§ **EXERCISE DETAILS**: Repeat the entries exactly, and do not carry the pictures over.

Collected data entries:
■ ■ ■ ■

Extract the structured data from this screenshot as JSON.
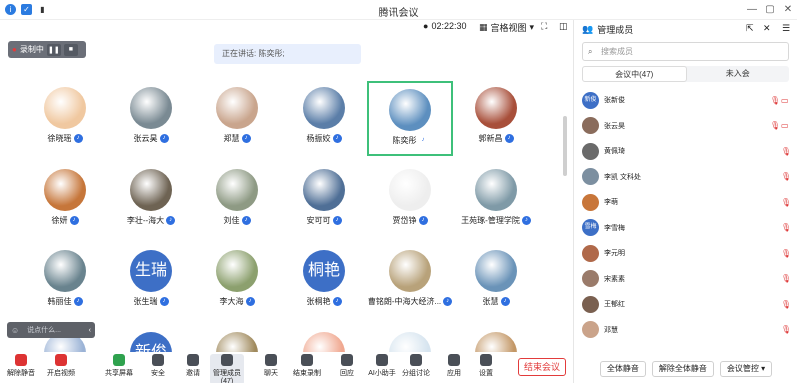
{
  "app_title": "腾讯会议",
  "timer": "02:22:30",
  "view_label": "宫格视图",
  "recording": {
    "label": "录制中"
  },
  "speaking_text": "正在讲话: 陈奕彤;",
  "chat_placeholder": "说点什么...",
  "participants": [
    {
      "name": "徐晓瑶",
      "avatar": "photo",
      "mic": "on"
    },
    {
      "name": "张云昊",
      "avatar": "photo",
      "mic": "on"
    },
    {
      "name": "郑慧",
      "avatar": "photo",
      "mic": "on"
    },
    {
      "name": "杨振姣",
      "avatar": "photo",
      "mic": "on"
    },
    {
      "name": "陈奕彤",
      "avatar": "photo",
      "mic": "speaking",
      "active": true
    },
    {
      "name": "郭新昌",
      "avatar": "photo",
      "mic": "on"
    },
    {
      "name": "徐妍",
      "avatar": "photo",
      "mic": "on"
    },
    {
      "name": "李壮--海大",
      "avatar": "photo",
      "mic": "on"
    },
    {
      "name": "刘佳",
      "avatar": "photo",
      "mic": "on"
    },
    {
      "name": "安可可",
      "avatar": "photo",
      "mic": "on"
    },
    {
      "name": "贾岱铮",
      "avatar": "photo",
      "mic": "on"
    },
    {
      "name": "王苑琢-管理学院",
      "avatar": "photo",
      "mic": "on"
    },
    {
      "name": "韩丽佳",
      "avatar": "photo",
      "mic": "on"
    },
    {
      "name": "张生瑞",
      "avatar": "text",
      "avatar_text": "生瑞",
      "mic": "on"
    },
    {
      "name": "李大海",
      "avatar": "photo",
      "mic": "on"
    },
    {
      "name": "张桐艳",
      "avatar": "text",
      "avatar_text": "桐艳",
      "mic": "on"
    },
    {
      "name": "曹铭朗-中海大经济...",
      "avatar": "photo",
      "mic": "on"
    },
    {
      "name": "张慧",
      "avatar": "photo",
      "mic": "on"
    },
    {
      "name": "",
      "avatar": "photo",
      "mic": ""
    },
    {
      "name": "",
      "avatar": "text",
      "avatar_text": "新俊",
      "mic": ""
    },
    {
      "name": "",
      "avatar": "photo",
      "mic": ""
    },
    {
      "name": "",
      "avatar": "photo",
      "mic": ""
    },
    {
      "name": "",
      "avatar": "photo",
      "mic": ""
    },
    {
      "name": "",
      "avatar": "photo",
      "mic": ""
    }
  ],
  "bottom_toolbar": [
    "解除静音",
    "开启视频",
    "共享屏幕",
    "安全",
    "邀请",
    "管理成员(47)",
    "聊天",
    "结束录制",
    "回应",
    "AI小助手",
    "分组讨论",
    "应用",
    "设置"
  ],
  "end_meeting": "结束会议",
  "panel": {
    "title": "管理成员",
    "search_placeholder": "搜索成员",
    "tabs": [
      "会议中(47)",
      "未入会"
    ],
    "members": [
      {
        "name": "张新俊",
        "avatar_text": "新俊"
      },
      {
        "name": "张云昊",
        "avatar_text": ""
      },
      {
        "name": "黄佩琦",
        "avatar_text": ""
      },
      {
        "name": "李凯 文科处",
        "avatar_text": ""
      },
      {
        "name": "李萌",
        "avatar_text": ""
      },
      {
        "name": "李雪梅",
        "avatar_text": "雪梅"
      },
      {
        "name": "李元明",
        "avatar_text": ""
      },
      {
        "name": "宋素素",
        "avatar_text": ""
      },
      {
        "name": "王郁红",
        "avatar_text": ""
      },
      {
        "name": "邓慧",
        "avatar_text": ""
      }
    ],
    "footer": [
      "全体静音",
      "解除全体静音",
      "会议管控"
    ]
  },
  "colors": {
    "accent": "#2f6fe0",
    "active_border": "#3ec07a",
    "end": "#e23b3b",
    "avatar_text_bg": "#3d6fc6"
  }
}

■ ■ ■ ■

§ **YOUR SOLUTION**:
Extract the structured data from this screenshot as JSON.
{
  "app_title": "腾讯会议",
  "timer": "02:22:30",
  "view_label": "宫格视图",
  "recording": {
    "label": "录制中"
  },
  "speaking_text": "正在讲话: 陈奕彤;",
  "chat_placeholder": "说点什么...",
  "participants": [
    {
      "name": "徐晓瑶",
      "avatar": "photo",
      "mic": "on"
    },
    {
      "name": "张云昊",
      "avatar": "photo",
      "mic": "on"
    },
    {
      "name": "郑慧",
      "avatar": "photo",
      "mic": "on"
    },
    {
      "name": "杨振姣",
      "avatar": "photo",
      "mic": "on"
    },
    {
      "name": "陈奕彤",
      "avatar": "photo",
      "mic": "speaking",
      "active": true
    },
    {
      "name": "郭新昌",
      "avatar": "photo",
      "mic": "on"
    },
    {
      "name": "徐妍",
      "avatar": "photo",
      "mic": "on"
    },
    {
      "name": "李壮--海大",
      "avatar": "photo",
      "mic": "on"
    },
    {
      "name": "刘佳",
      "avatar": "photo",
      "mic": "on"
    },
    {
      "name": "安可可",
      "avatar": "photo",
      "mic": "on"
    },
    {
      "name": "贾岱铮",
      "avatar": "photo",
      "mic": "on"
    },
    {
      "name": "王苑琢-管理学院",
      "avatar": "photo",
      "mic": "on"
    },
    {
      "name": "韩丽佳",
      "avatar": "photo",
      "mic": "on"
    },
    {
      "name": "张生瑞",
      "avatar": "text",
      "avatar_text": "生瑞",
      "mic": "on"
    },
    {
      "name": "李大海",
      "avatar": "photo",
      "mic": "on"
    },
    {
      "name": "张桐艳",
      "avatar": "text",
      "avatar_text": "桐艳",
      "mic": "on"
    },
    {
      "name": "曹铭朗-中海大经济...",
      "avatar": "photo",
      "mic": "on"
    },
    {
      "name": "张慧",
      "avatar": "photo",
      "mic": "on"
    },
    {
      "name": "",
      "avatar": "photo",
      "mic": ""
    },
    {
      "name": "",
      "avatar": "text",
      "avatar_text": "新俊",
      "mic": ""
    },
    {
      "name": "",
      "avatar": "photo",
      "mic": ""
    },
    {
      "name": "",
      "avatar": "photo",
      "mic": ""
    },
    {
      "name": "",
      "avatar": "photo",
      "mic": ""
    },
    {
      "name": "",
      "avatar": "photo",
      "mic": ""
    }
  ],
  "bottom_toolbar": [
    "解除静音",
    "开启视频",
    "共享屏幕",
    "安全",
    "邀请",
    "管理成员(47)",
    "聊天",
    "结束录制",
    "回应",
    "AI小助手",
    "分组讨论",
    "应用",
    "设置"
  ],
  "end_meeting": "结束会议",
  "panel": {
    "title": "管理成员",
    "search_placeholder": "搜索成员",
    "tabs": [
      "会议中(47)",
      "未入会"
    ],
    "members": [
      {
        "name": "张新俊",
        "avatar_text": "新俊"
      },
      {
        "name": "张云昊",
        "avatar_text": ""
      },
      {
        "name": "黄佩琦",
        "avatar_text": ""
      },
      {
        "name": "李凯 文科处",
        "avatar_text": ""
      },
      {
        "name": "李萌",
        "avatar_text": ""
      },
      {
        "name": "李雪梅",
        "avatar_text": "雪梅"
      },
      {
        "name": "李元明",
        "avatar_text": ""
      },
      {
        "name": "宋素素",
        "avatar_text": ""
      },
      {
        "name": "王郁红",
        "avatar_text": ""
      },
      {
        "name": "邓慧",
        "avatar_text": ""
      }
    ],
    "footer": [
      "全体静音",
      "解除全体静音",
      "会议管控"
    ]
  },
  "colors": {
    "accent": "#2f6fe0",
    "active_border": "#3ec07a",
    "end": "#e23b3b",
    "avatar_text_bg": "#3d6fc6"
  }
}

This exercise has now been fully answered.